Eskinder Negash, formerly a Vice President of federal contractor US Committee for Refugees and Immigrants, now head of the Office of Refugee Resettlement (which hands out grants), has sent a letter to “stakeholders” (stakeholders do not include you!) telling them that (boo-hoo) no “consultation” this year.
One of the key priorities of the Office of Refugee Resettlement has been to increase ORR’s communications and outreach to refugees, service providers, partners and other stakeholders. Only by creating a platform for refugee voices to be heard can we ensure that we support refugees’ best interests, and meet the needs of those we welcome to the United States under this exemplary humanitarian program.

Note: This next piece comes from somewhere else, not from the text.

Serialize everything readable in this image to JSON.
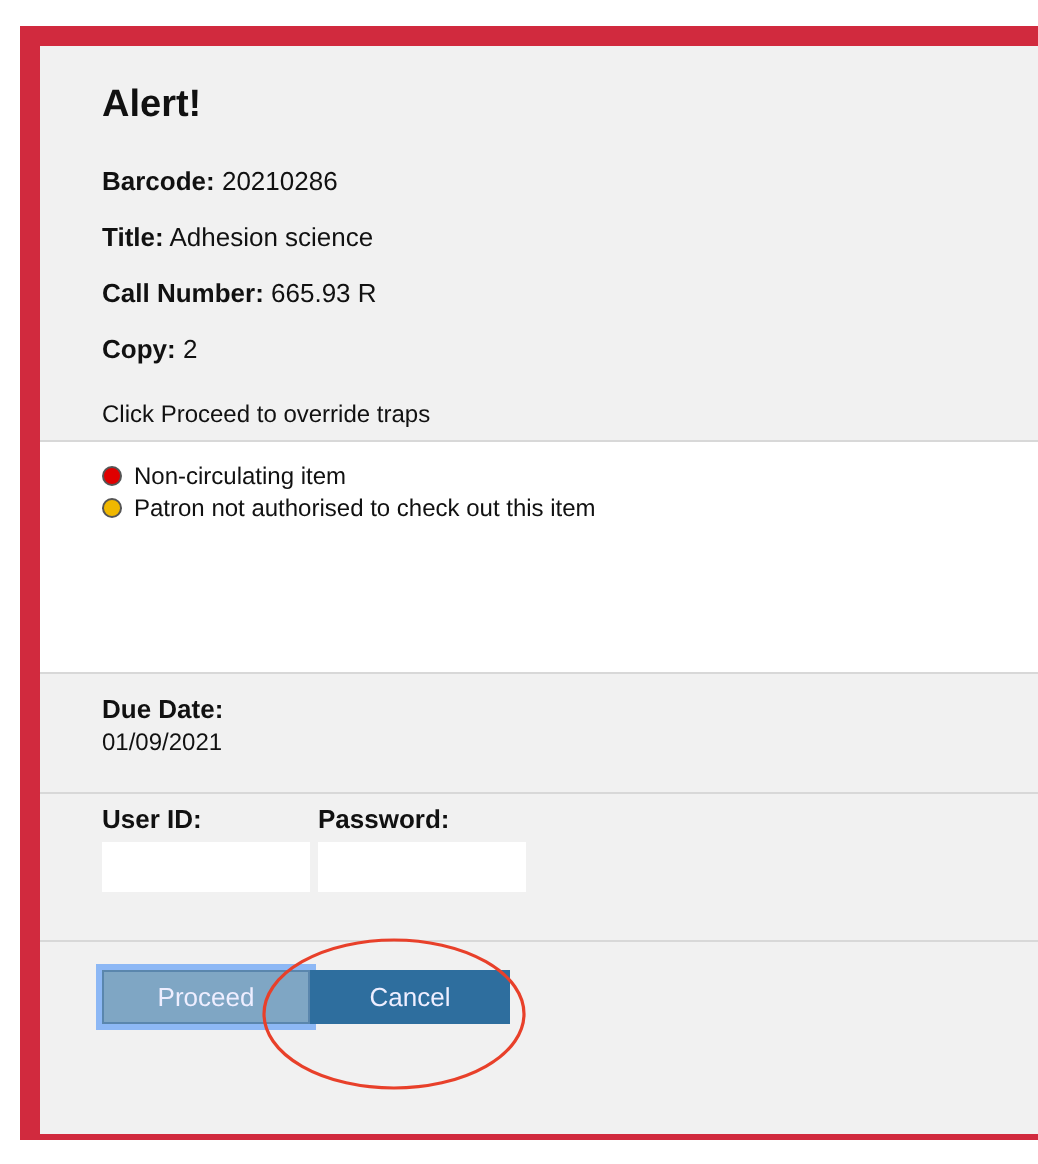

The ORR National Consultation is one way in which this office has traditionally sponsored such discussions [Read: US taxpayers sponsored the feel-good event–ed]. This annual event, however, does not come without cost; therefore, given the current challenges we are facing with regard to budget, coupled with our commitment to maintaining current programs as a top priority, we have made the decision not to hold a National Consultation this year.
Christopher Coen writing at Friends of Refugees, here, in 2010 tells us that the annual event is nothing more than a huge lobbying project where contractors bring in their best examples of successful happy refugees (you pay their travel expenses!) and parade them around the Hill to ask Congress for more ‘moolah’ for the contractors. Refugees critical of the contractors’ care of refugees are persona non grata!
Here is Coen in 2010:
Is this the type of conference marking the 30th anniversary of the refugee resettlement program that will really benefit the refugees, the average citizen, and the nation? Or is this whole thing a set up to help the refugee resettlement contractors and their revolving door friends in government?
For new readers: See my Sequestration savings suggestions for ORR,here.